Week 10: Content Completion
This should be the last week of heavy, content-based work on the project. As such, it was the longest work week to date. The focus was content completion—finishing the remainder of the game's dialogue, quests, areas, and puzzles. The work for last week was polishing the critical path, so the primary quests just needed a couple of adjustments. The bulk of the work was sidequests, which I envisioned several weeks ago as a way to offer a little more information about each of the residents. Naturally, my plans had to narrow down in scope a little bit, but I was able to put everything together in a way I'm satisfied with.
The first order of business was the quest log. While the menu was available early on, it was a navigational nightmare and not particularly usable. For the linear sequence of six quests, this was passable; there was never a need to check what to do or adjust which quest to track. However, the sidequests take the form of three sets of two quests, all of which can be active concurrently with the main quest. Four quests are a little bit much for the tracking UI, and without an effective way to disable tracking, they would become quite unmanageable. I worked with the menu for a while, most of which was largely fruitless, until I found the primary setting responsible for the issue. Dialogue System UI includes a setting to automatically select a specific button on a set interval if nothing is selected. For whatever reason, moving between buttons results in a brief moment where nothing is selected. By default, the interval is about a fifth of a second, so most attempts to move the selection send it back to the beginning—the close button, as it happens. I experimented with different intervals, but nothing gave as consistent a result as just disabling the auto focus altogether. From my testing, it's very rare that the menu loses focus completely, and closing and re-opening it solves the problem. I was satisfied with this rather than a practically unusable menu, and the few other improvements I made led to a much better experience.
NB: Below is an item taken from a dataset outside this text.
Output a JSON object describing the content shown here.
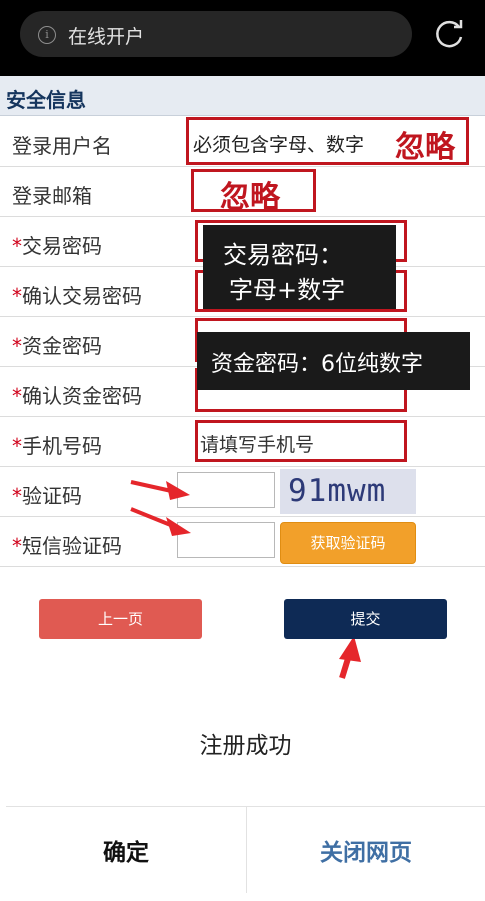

My greatest challenge with the sidequests was making them feel reasonably distinct. They follow somewhat of a formula for each set: the first quest expands on an earlier quest from the same character, and the second has the protagonist come up with another way to help them. While this basic scenario remains, my goal was to differentiate them in gameplay. For Wisp, the player must first find something in the cave, then talk to Calcaneus and find two things in the forest—the only time two items are required at once. For Luca, the player returns to the location of their first quest only to be tricked again, then talks to everyone in town to convince them to reel it in. For Silq, the player retrieves something from the forest, then talks to Calcaneus and has to acquire one thing from the cave abs another thing from Wisp. This is, in turn, the only time multiple steps of a quest are available at once. While Silq and Wisp's quest lines may be fairly similar, I feel they're distinct enough to have their own identities without introducing brand new mechanics.
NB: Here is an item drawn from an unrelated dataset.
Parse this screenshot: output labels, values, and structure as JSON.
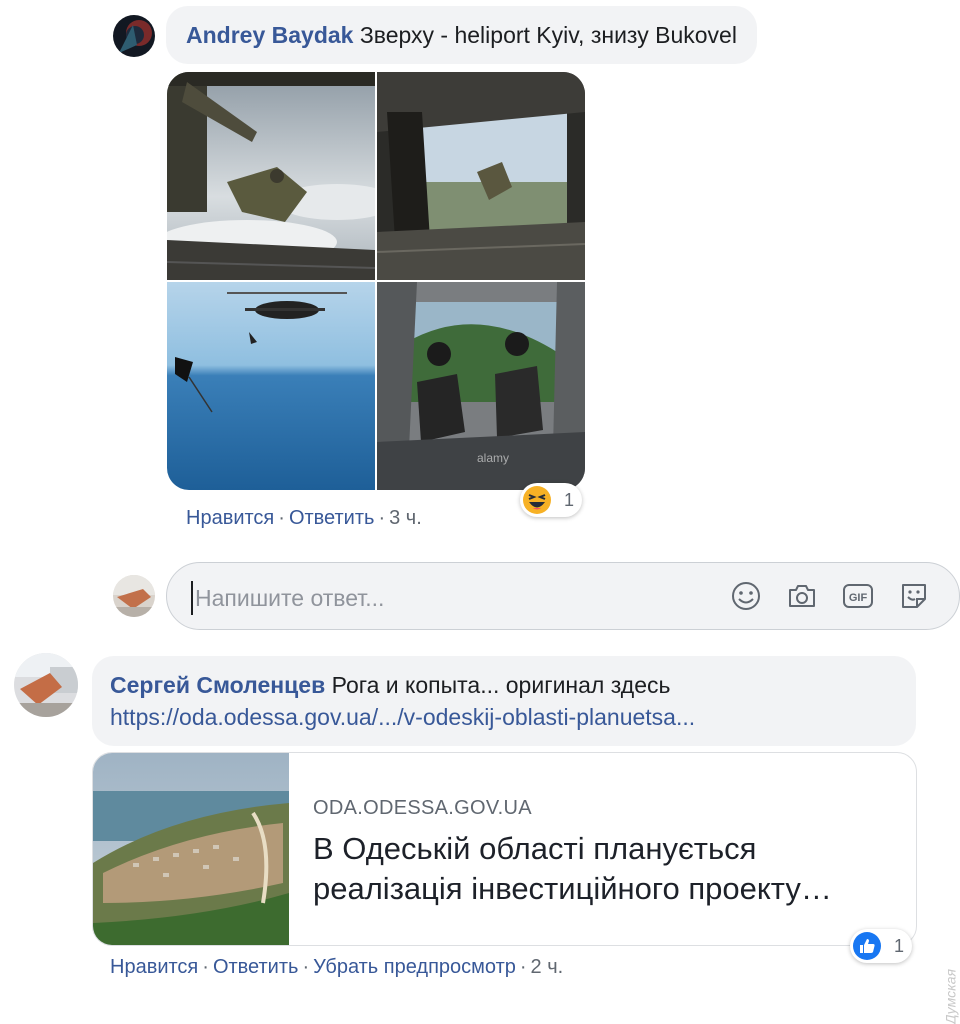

My final task was reaching a proper conclusion. I had implemented an ending before, but part of the proper to the sidequests was changing the ending as well. Initially, I planned 4 different endings ranging from bad to good, hinging on the number of sidequests completed. I decided this week that four endings were too much to manage. I didn't really want to punish players for taking an option I never implied was bad, nor did I really want to conclude the story negatively. Call me naive, but I tend to prefer writing more hopeful stories. In response, I wrote an ending where not all sidequests are completed—with a few variations depending on whether any are completed—and slightly altered the existing ending to use when all of them are completed.
The most enjoyable part of the development process this week, aside from seeing everything come together, was making the dialogue flow effectively for quests which could be done concurrently. Everything leading up to this point was entirely linear, so I didn't have to create complex flowcharts with multiple entries to the same conversation. The sidequests let me work with more complicated solutions, so there are rarely any instances in which talking to a particular character won't allow the player to progress in whatever way they need to. The only exceptions I allowed are completion of their particular quests, which tend to take precedence over conversations about other characters' requests.
With all of this finished, I established next steps in my meeting with my instructor. The next week will focus on playtesting, which will be a break from work in-engine—though it's unlikely to truly be a break, all things considered. Showing work to other people is nerve-wracking, and my instructor assigned playtesting as homework for his Story Development class. I'm honored by his high esteem, but I simultaneously hope for good feedback and positive responses. The pull request was merged and I recorded a video as usual.